> HOW TO COMPLETE THIS TASK:
Apart from the pictures, every entry below should be repeated exactly.

.....

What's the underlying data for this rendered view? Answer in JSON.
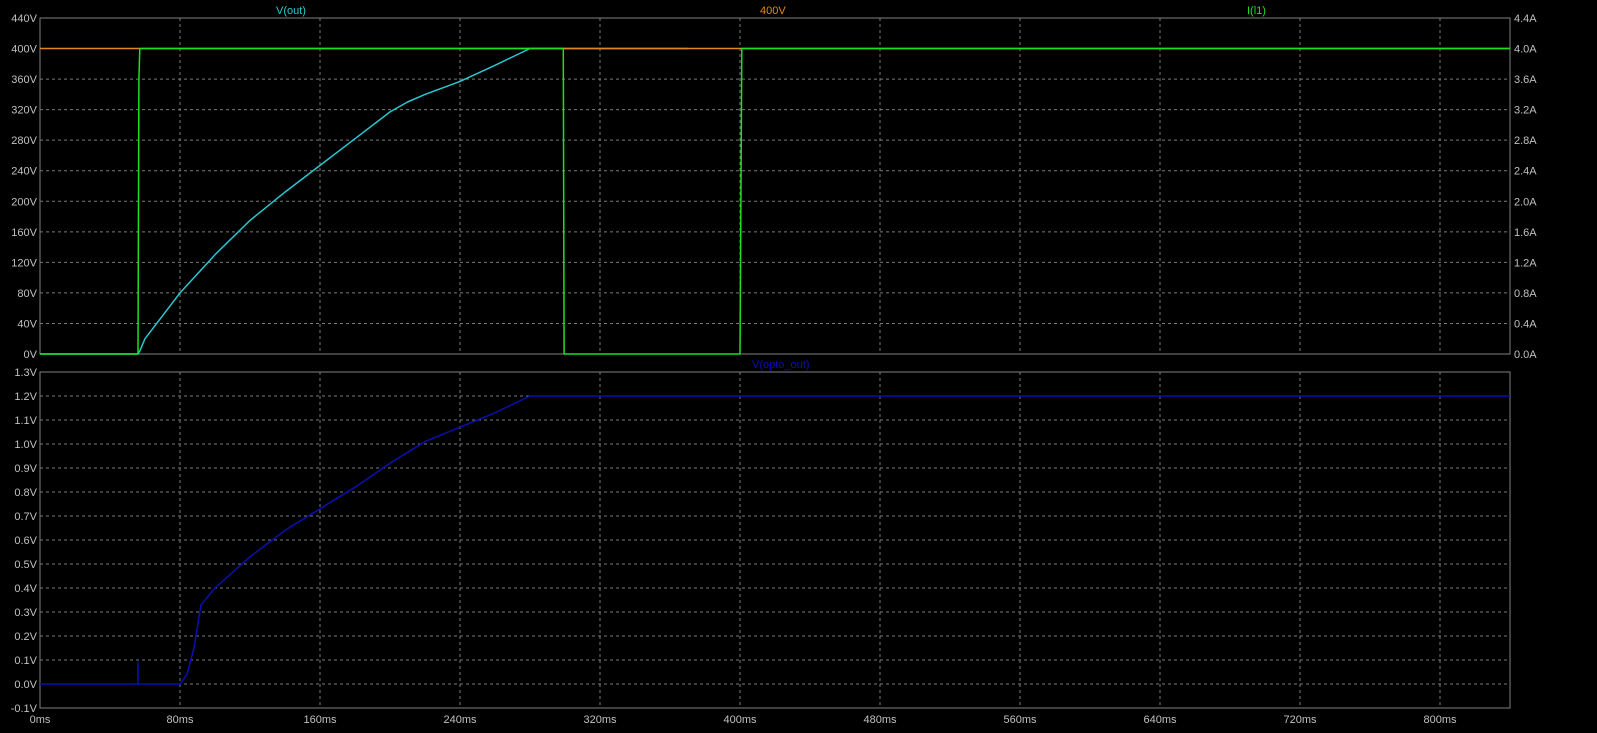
{
  "colors": {
    "background": "#000000",
    "frame": "#808080",
    "grid": "#7a7a7a",
    "tick_text": "#c0c0c0",
    "v_out": "#29c7d1",
    "v_400": "#e08a1e",
    "i_l1": "#1fe01f",
    "v_opto_out": "#0a10b0"
  },
  "chart_data": [
    {
      "type": "line",
      "title": "",
      "xlabel": "",
      "ylabel": "",
      "xlim": [
        0,
        840
      ],
      "ylim": [
        0,
        440
      ],
      "y2lim": [
        0,
        4.4
      ],
      "grid": true,
      "x_ticks": [
        "0ms",
        "80ms",
        "160ms",
        "240ms",
        "320ms",
        "400ms",
        "480ms",
        "560ms",
        "640ms",
        "720ms",
        "800ms"
      ],
      "y_ticks": [
        "0V",
        "40V",
        "80V",
        "120V",
        "160V",
        "200V",
        "240V",
        "280V",
        "320V",
        "360V",
        "400V",
        "440V"
      ],
      "y2_ticks": [
        "0.0A",
        "0.4A",
        "0.8A",
        "1.2A",
        "1.6A",
        "2.0A",
        "2.4A",
        "2.8A",
        "3.2A",
        "3.6A",
        "4.0A",
        "4.4A"
      ],
      "series": [
        {
          "name": "V(out)",
          "axis": "left",
          "x": [
            0,
            56,
            57,
            60,
            70,
            80,
            100,
            120,
            140,
            160,
            180,
            200,
            210,
            220,
            240,
            260,
            280,
            300,
            320,
            340,
            370
          ],
          "y": [
            0,
            0,
            4,
            20,
            50,
            80,
            130,
            175,
            212,
            247,
            282,
            317,
            330,
            340,
            357,
            378,
            400,
            400,
            400,
            400,
            400
          ]
        },
        {
          "name": "400V",
          "axis": "left",
          "x": [
            0,
            840
          ],
          "y": [
            400,
            400
          ]
        },
        {
          "name": "I(l1)",
          "axis": "right",
          "x": [
            0,
            56,
            56.5,
            57,
            299,
            299.5,
            400,
            400.5,
            401,
            840
          ],
          "y": [
            0,
            0,
            3.6,
            4.0,
            4.0,
            0,
            0,
            2.0,
            4.0,
            4.0
          ]
        }
      ]
    },
    {
      "type": "line",
      "title": "",
      "xlabel": "",
      "ylabel": "",
      "xlim": [
        0,
        840
      ],
      "ylim": [
        -0.1,
        1.3
      ],
      "grid": true,
      "x_ticks": [
        "0ms",
        "80ms",
        "160ms",
        "240ms",
        "320ms",
        "400ms",
        "480ms",
        "560ms",
        "640ms",
        "720ms",
        "800ms"
      ],
      "y_ticks": [
        "-0.1V",
        "0.0V",
        "0.1V",
        "0.2V",
        "0.3V",
        "0.4V",
        "0.5V",
        "0.6V",
        "0.7V",
        "0.8V",
        "0.9V",
        "1.0V",
        "1.1V",
        "1.2V",
        "1.3V"
      ],
      "series": [
        {
          "name": "V(opto_out)",
          "axis": "left",
          "x": [
            0,
            56,
            56,
            56,
            80,
            84,
            88,
            92,
            100,
            120,
            140,
            160,
            180,
            200,
            220,
            240,
            260,
            280,
            320,
            400,
            840
          ],
          "y": [
            0,
            0,
            0.09,
            0,
            0,
            0.04,
            0.15,
            0.33,
            0.4,
            0.53,
            0.64,
            0.73,
            0.82,
            0.92,
            1.01,
            1.07,
            1.13,
            1.2,
            1.2,
            1.2,
            1.2
          ]
        }
      ]
    }
  ]
}
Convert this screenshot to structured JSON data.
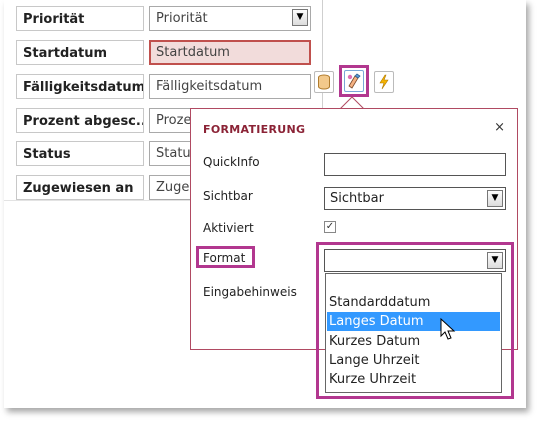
{
  "form": {
    "fields": [
      {
        "label": "Priorität",
        "control": "Priorität"
      },
      {
        "label": "Startdatum",
        "control": "Startdatum"
      },
      {
        "label": "Fälligkeitsdatum",
        "control": "Fälligkeitsdatum"
      },
      {
        "label": "Prozent abgesc...",
        "control": "Proze"
      },
      {
        "label": "Status",
        "control": "Status"
      },
      {
        "label": "Zugewiesen an",
        "control": "Zugew"
      }
    ]
  },
  "toolbar": {
    "icons": [
      "data-icon",
      "formatting-icon",
      "actions-icon"
    ]
  },
  "popup": {
    "title": "FORMATIERUNG",
    "close": "×",
    "quickinfo_label": "QuickInfo",
    "quickinfo_value": "",
    "sichtbar_label": "Sichtbar",
    "sichtbar_value": "Sichtbar",
    "aktiviert_label": "Aktiviert",
    "aktiviert_check": "✓",
    "format_label": "Format",
    "format_value": "",
    "eingabehinweis_label": "Eingabehinweis"
  },
  "format_dropdown": {
    "options": [
      "Standarddatum",
      "Langes Datum",
      "Kurzes Datum",
      "Lange Uhrzeit",
      "Kurze Uhrzeit"
    ],
    "highlighted": "Langes Datum"
  },
  "colors": {
    "highlight_border": "#b2378f",
    "popup_title": "#8b2336",
    "selected_field_fill": "#f2dcdb",
    "list_highlight": "#3399ff"
  }
}
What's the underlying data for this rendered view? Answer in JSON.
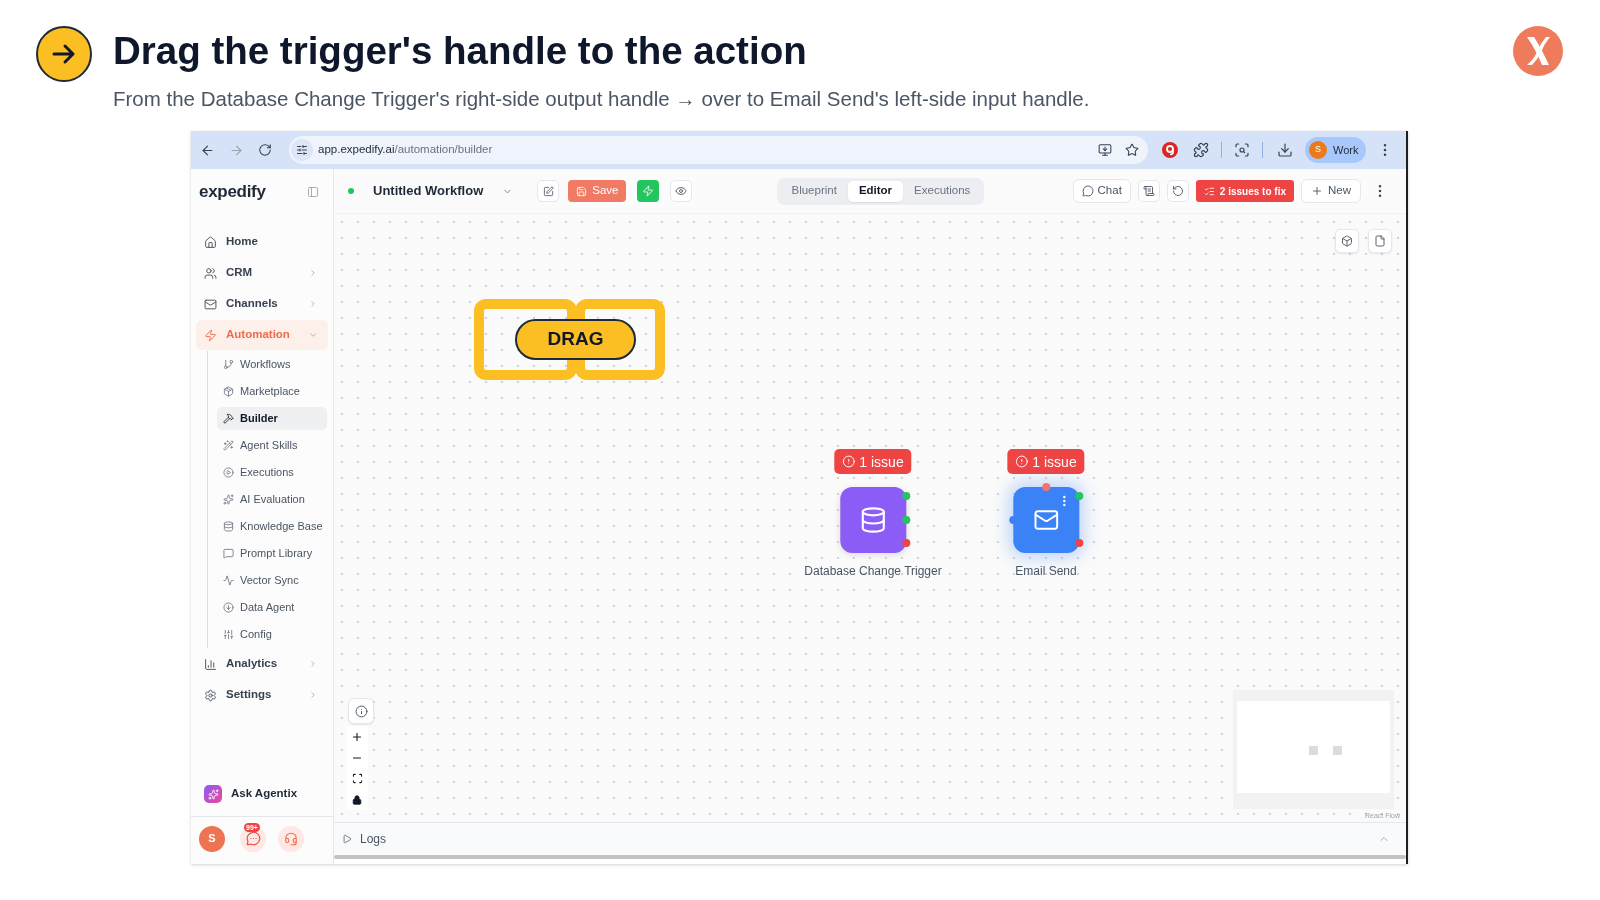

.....

> RESPONSE FOR THIS EXERCISE:
What's the underlying data for this rendered view? Answer in JSON.
{
  "colors": {
    "background": "#000000",
    "frame": "#808080",
    "grid": "#7a7a7a",
    "tick_text": "#c0c0c0",
    "v_out": "#29c7d1",
    "v_400": "#e08a1e",
    "i_l1": "#1fe01f",
    "v_opto_out": "#0a10b0"
  },
  "chart_data": [
    {
      "type": "line",
      "title": "",
      "xlabel": "",
      "ylabel": "",
      "xlim": [
        0,
        840
      ],
      "ylim": [
        0,
        440
      ],
      "y2lim": [
        0,
        4.4
      ],
      "grid": true,
      "x_ticks": [
        "0ms",
        "80ms",
        "160ms",
        "240ms",
        "320ms",
        "400ms",
        "480ms",
        "560ms",
        "640ms",
        "720ms",
        "800ms"
      ],
      "y_ticks": [
        "0V",
        "40V",
        "80V",
        "120V",
        "160V",
        "200V",
        "240V",
        "280V",
        "320V",
        "360V",
        "400V",
        "440V"
      ],
      "y2_ticks": [
        "0.0A",
        "0.4A",
        "0.8A",
        "1.2A",
        "1.6A",
        "2.0A",
        "2.4A",
        "2.8A",
        "3.2A",
        "3.6A",
        "4.0A",
        "4.4A"
      ],
      "series": [
        {
          "name": "V(out)",
          "axis": "left",
          "x": [
            0,
            56,
            57,
            60,
            70,
            80,
            100,
            120,
            140,
            160,
            180,
            200,
            210,
            220,
            240,
            260,
            280,
            300,
            320,
            340,
            370
          ],
          "y": [
            0,
            0,
            4,
            20,
            50,
            80,
            130,
            175,
            212,
            247,
            282,
            317,
            330,
            340,
            357,
            378,
            400,
            400,
            400,
            400,
            400
          ]
        },
        {
          "name": "400V",
          "axis": "left",
          "x": [
            0,
            840
          ],
          "y": [
            400,
            400
          ]
        },
        {
          "name": "I(l1)",
          "axis": "right",
          "x": [
            0,
            56,
            56.5,
            57,
            299,
            299.5,
            400,
            400.5,
            401,
            840
          ],
          "y": [
            0,
            0,
            3.6,
            4.0,
            4.0,
            0,
            0,
            2.0,
            4.0,
            4.0
          ]
        }
      ]
    },
    {
      "type": "line",
      "title": "",
      "xlabel": "",
      "ylabel": "",
      "xlim": [
        0,
        840
      ],
      "ylim": [
        -0.1,
        1.3
      ],
      "grid": true,
      "x_ticks": [
        "0ms",
        "80ms",
        "160ms",
        "240ms",
        "320ms",
        "400ms",
        "480ms",
        "560ms",
        "640ms",
        "720ms",
        "800ms"
      ],
      "y_ticks": [
        "-0.1V",
        "0.0V",
        "0.1V",
        "0.2V",
        "0.3V",
        "0.4V",
        "0.5V",
        "0.6V",
        "0.7V",
        "0.8V",
        "0.9V",
        "1.0V",
        "1.1V",
        "1.2V",
        "1.3V"
      ],
      "series": [
        {
          "name": "V(opto_out)",
          "axis": "left",
          "x": [
            0,
            56,
            56,
            56,
            80,
            84,
            88,
            92,
            100,
            120,
            140,
            160,
            180,
            200,
            220,
            240,
            260,
            280,
            320,
            400,
            840
          ],
          "y": [
            0,
            0,
            0.09,
            0,
            0,
            0.04,
            0.15,
            0.33,
            0.4,
            0.53,
            0.64,
            0.73,
            0.82,
            0.92,
            1.01,
            1.07,
            1.13,
            1.2,
            1.2,
            1.2,
            1.2
          ]
        }
      ]
    }
  ]
}
Convert this screenshot to structured JSON data.
{
  "form": {
    "fields": [
      {
        "label": "Priorität",
        "control": "Priorität"
      },
      {
        "label": "Startdatum",
        "control": "Startdatum"
      },
      {
        "label": "Fälligkeitsdatum",
        "control": "Fälligkeitsdatum"
      },
      {
        "label": "Prozent abgesc...",
        "control": "Proze"
      },
      {
        "label": "Status",
        "control": "Status"
      },
      {
        "label": "Zugewiesen an",
        "control": "Zugew"
      }
    ]
  },
  "toolbar": {
    "icons": [
      "data-icon",
      "formatting-icon",
      "actions-icon"
    ]
  },
  "popup": {
    "title": "FORMATIERUNG",
    "close": "×",
    "quickinfo_label": "QuickInfo",
    "quickinfo_value": "",
    "sichtbar_label": "Sichtbar",
    "sichtbar_value": "Sichtbar",
    "aktiviert_label": "Aktiviert",
    "aktiviert_check": "✓",
    "format_label": "Format",
    "format_value": "",
    "eingabehinweis_label": "Eingabehinweis"
  },
  "format_dropdown": {
    "options": [
      "Standarddatum",
      "Langes Datum",
      "Kurzes Datum",
      "Lange Uhrzeit",
      "Kurze Uhrzeit"
    ],
    "highlighted": "Langes Datum"
  },
  "colors": {
    "highlight_border": "#b2378f",
    "popup_title": "#8b2336",
    "selected_field_fill": "#f2dcdb",
    "list_highlight": "#3399ff"
  }
}
What's the underlying data for this rendered view? Answer in JSON.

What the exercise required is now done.